A more foundational challenge facing NFT curation platforms might be the simple fact that they are platforms, and so by their very nature they offer users a limited set of options. It’s difficult to imagine a rich curatorial practice that begins with such a limited set of possibilities. JPG turns the act of curating into an activity that happens entirely within the technological and conceptual frameworks they control, using only the tools they design and provide. The ability to curate an exhibition becomes a service provided by a company, which is a very small slice of what curatorial practice can be. This is not to say that it’s impossible to curate a good NFT exhibition on JPG. In fact, as the site grows some people will surely become very good at it. But curating as a service means that however skilled those practitioners become, they will ultimately be perfecting an activity defined by someone else, like learning to speed-run Super Mario Bros, complete a paint-by-number, or make a really good PowerPoint.
The best curators begin with the structures that define their activity—protocols, institutions, politics, historical narratives—and push past them into new territory. The best exhibitions aren’t containers for artwork. They’re radical propositions that force us to confront art in light of new contexts and possibilities. Curating involves pushing against the very structures that support exhibitions and setting artworks on a collision course with the material, social, and political realities of the world. How can an exhibition that is confined to a particular service, or limited to a particular type of sales contract (NFTs), hope to accomplish that level of freedom? It will be a challenge to curate NFT exhibitions that break free from their own constraints, but I’m hopeful that it can be done. New tools are helpful, but exhibitions are meant to take viewers on a journey, one that should not be bound by protocols and sales contracts. We don’t need gatekeepers, we need guides.

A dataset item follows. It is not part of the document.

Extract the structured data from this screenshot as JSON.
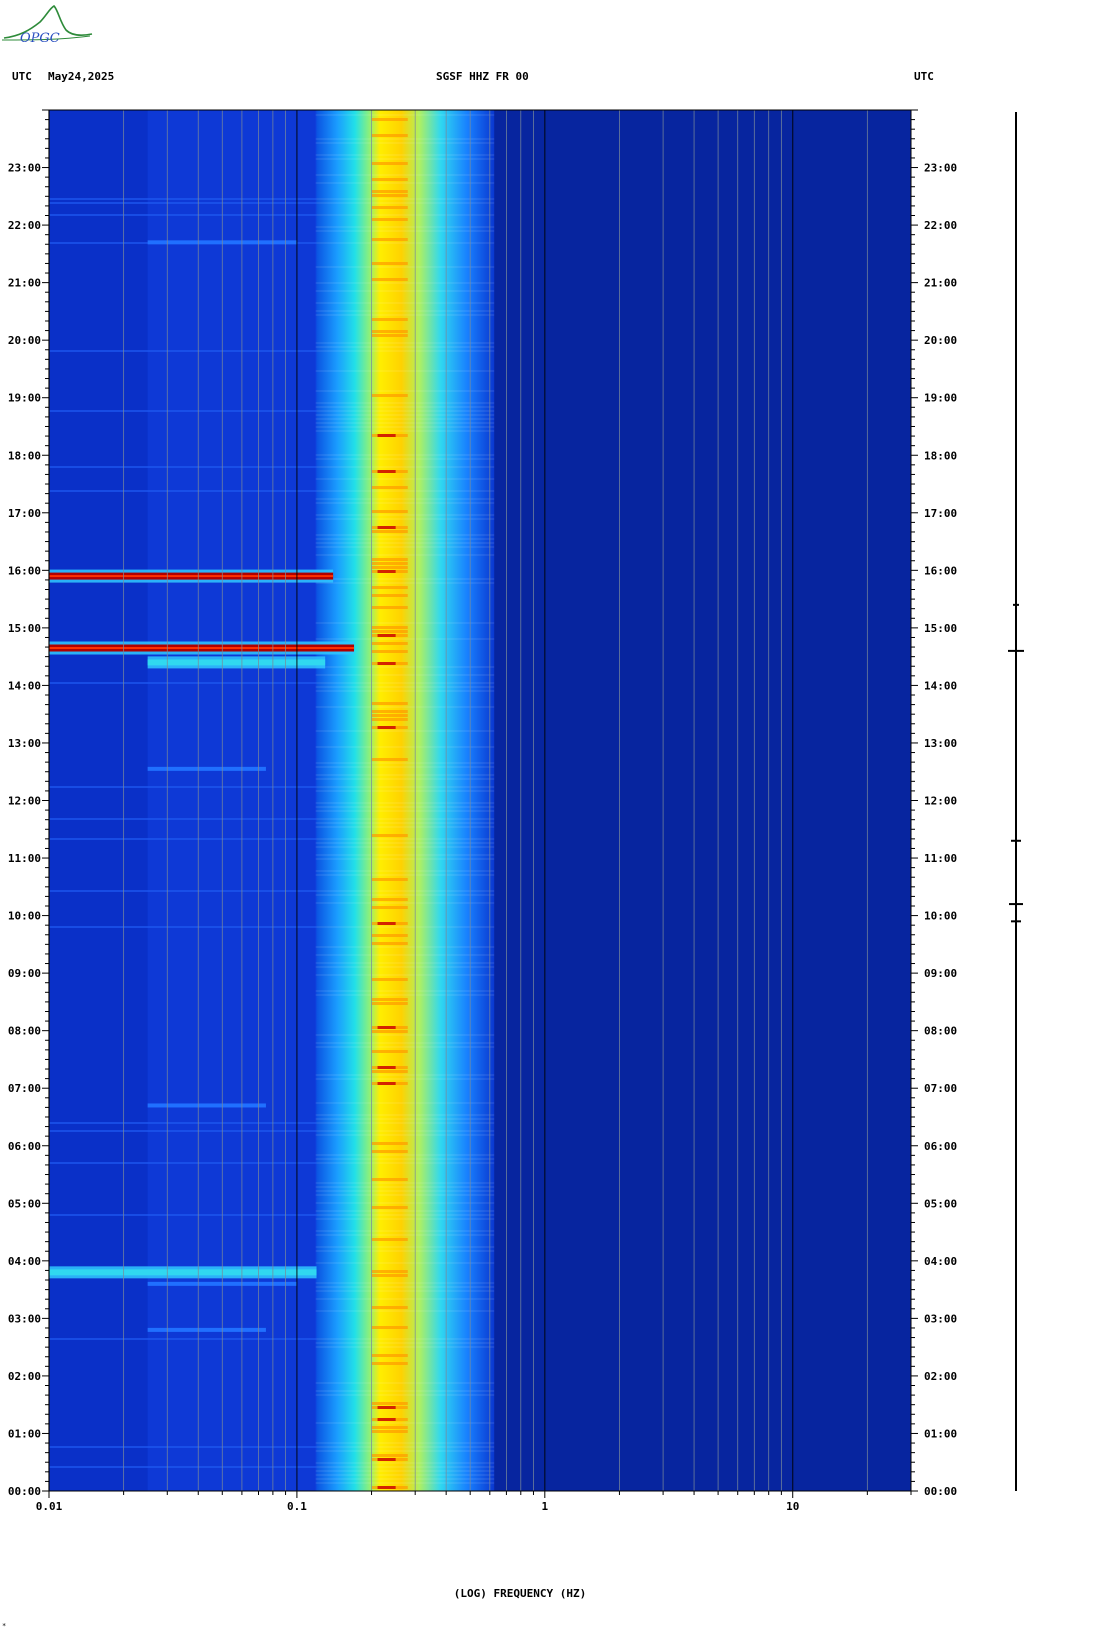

Kevin Buist is a design strategist, curator, and writer based in Grand Rapids, Michigan.